How to Overcome a Gambling Addiction
Whether it is betting on the lottery, horse racing or playing the pokies, gambling has become a big part of modern life. For some people, however, it can cause serious problems and even lead to debt or bankruptcy. In the past, psychiatric professionals generally regarded pathological gambling as a type of impulse control disorder, along with other compulsive behaviours such as kleptomania (stealing) and pyromania (setting things on fire). But in a move that many regard as a landmark decision, the American Psychiatric Association recently moved pathological gambling to the addictions chapter of its Diagnostic and Statistical Manual of Mental Disorders, or DSM.
This move was prompted by the fact that a growing body of research suggests that problem gambling is very much an addiction, albeit an uncommon one. In addition, there is increasing evidence that gambling can contribute to other psychiatric disorders such as depression, anxiety and personality disorders, as well as physical illnesses such as cardiovascular, musculoskeletal and gastrointestinal symptoms. It can also cause financial problems such as debt and bankruptcy and social problems including family discord, domestic violence and neglect of children.
In the US alone, a recent study found that around two million adults have a gambling problem and that for some, their addiction to gambling causes them significant harm. This is more than a few lost dollars; it is a compulsion that affects all aspects of their lives.
Many of the same techniques that are used to treat addictions such as drugs or alcohol are used to help people overcome gambling problems. These often include cognitive behavioural therapy (CBT), which helps people change their beliefs about betting. For example, a person with a gambling addiction may believe they are more likely to win than lose, that certain rituals can bring them luck or that they can win back their losses by gambling more. CBT will help them to understand how these beliefs are irrational and unhelpful, and learn healthier ways to think about betting.

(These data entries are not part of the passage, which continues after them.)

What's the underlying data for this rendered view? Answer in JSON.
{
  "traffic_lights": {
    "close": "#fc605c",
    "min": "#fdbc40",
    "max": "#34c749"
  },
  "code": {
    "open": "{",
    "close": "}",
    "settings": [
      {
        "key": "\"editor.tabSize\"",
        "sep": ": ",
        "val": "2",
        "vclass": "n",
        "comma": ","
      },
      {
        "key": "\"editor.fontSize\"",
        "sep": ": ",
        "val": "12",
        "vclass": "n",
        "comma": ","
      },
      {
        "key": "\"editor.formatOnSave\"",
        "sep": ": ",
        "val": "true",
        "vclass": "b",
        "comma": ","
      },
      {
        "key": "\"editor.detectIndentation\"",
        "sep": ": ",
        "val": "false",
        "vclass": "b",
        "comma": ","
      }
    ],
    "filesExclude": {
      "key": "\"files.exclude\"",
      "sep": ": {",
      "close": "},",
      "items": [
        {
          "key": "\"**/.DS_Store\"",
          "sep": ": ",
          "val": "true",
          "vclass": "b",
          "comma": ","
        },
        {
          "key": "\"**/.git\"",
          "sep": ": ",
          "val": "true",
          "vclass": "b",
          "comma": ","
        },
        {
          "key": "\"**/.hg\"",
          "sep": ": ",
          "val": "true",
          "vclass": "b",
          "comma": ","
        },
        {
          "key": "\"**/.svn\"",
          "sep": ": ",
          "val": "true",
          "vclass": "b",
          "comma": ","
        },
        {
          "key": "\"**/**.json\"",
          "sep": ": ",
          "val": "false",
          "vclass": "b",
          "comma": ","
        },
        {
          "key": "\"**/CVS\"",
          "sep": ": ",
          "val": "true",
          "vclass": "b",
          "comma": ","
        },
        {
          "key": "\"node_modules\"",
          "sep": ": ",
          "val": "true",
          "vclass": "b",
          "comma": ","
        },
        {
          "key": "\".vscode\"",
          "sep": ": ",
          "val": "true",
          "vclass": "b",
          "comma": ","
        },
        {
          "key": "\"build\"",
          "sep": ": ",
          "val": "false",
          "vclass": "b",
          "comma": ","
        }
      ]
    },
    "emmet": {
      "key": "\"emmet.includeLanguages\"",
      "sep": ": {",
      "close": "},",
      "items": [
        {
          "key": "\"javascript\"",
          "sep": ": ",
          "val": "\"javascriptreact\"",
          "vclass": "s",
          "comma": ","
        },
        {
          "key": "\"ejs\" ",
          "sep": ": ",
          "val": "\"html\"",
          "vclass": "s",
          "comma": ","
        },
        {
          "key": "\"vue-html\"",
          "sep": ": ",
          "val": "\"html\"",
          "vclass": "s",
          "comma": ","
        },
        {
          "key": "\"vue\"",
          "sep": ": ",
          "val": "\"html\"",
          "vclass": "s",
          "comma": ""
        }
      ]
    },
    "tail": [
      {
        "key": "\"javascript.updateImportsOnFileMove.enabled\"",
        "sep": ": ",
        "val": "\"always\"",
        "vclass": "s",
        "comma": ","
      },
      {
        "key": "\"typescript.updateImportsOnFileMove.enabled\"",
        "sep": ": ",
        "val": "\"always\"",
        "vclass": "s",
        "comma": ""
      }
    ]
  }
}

In addition, it is important to seek support if you are struggling with a gambling addiction. This can be done by talking to someone you trust who won’t judge you. This could be a friend, family member or professional counsellor. It is also helpful to avoid places where you can gamble and to try to find other ways of socialising, such as joining a book club or sports team, or taking up a new hobby. It is also a good idea to reduce your financial risk by not using credit cards and limiting the amount of money you carry in your wallet or purse. Also, it is helpful to consider seeking debt advice, for example from StepChange, a free and confidential service.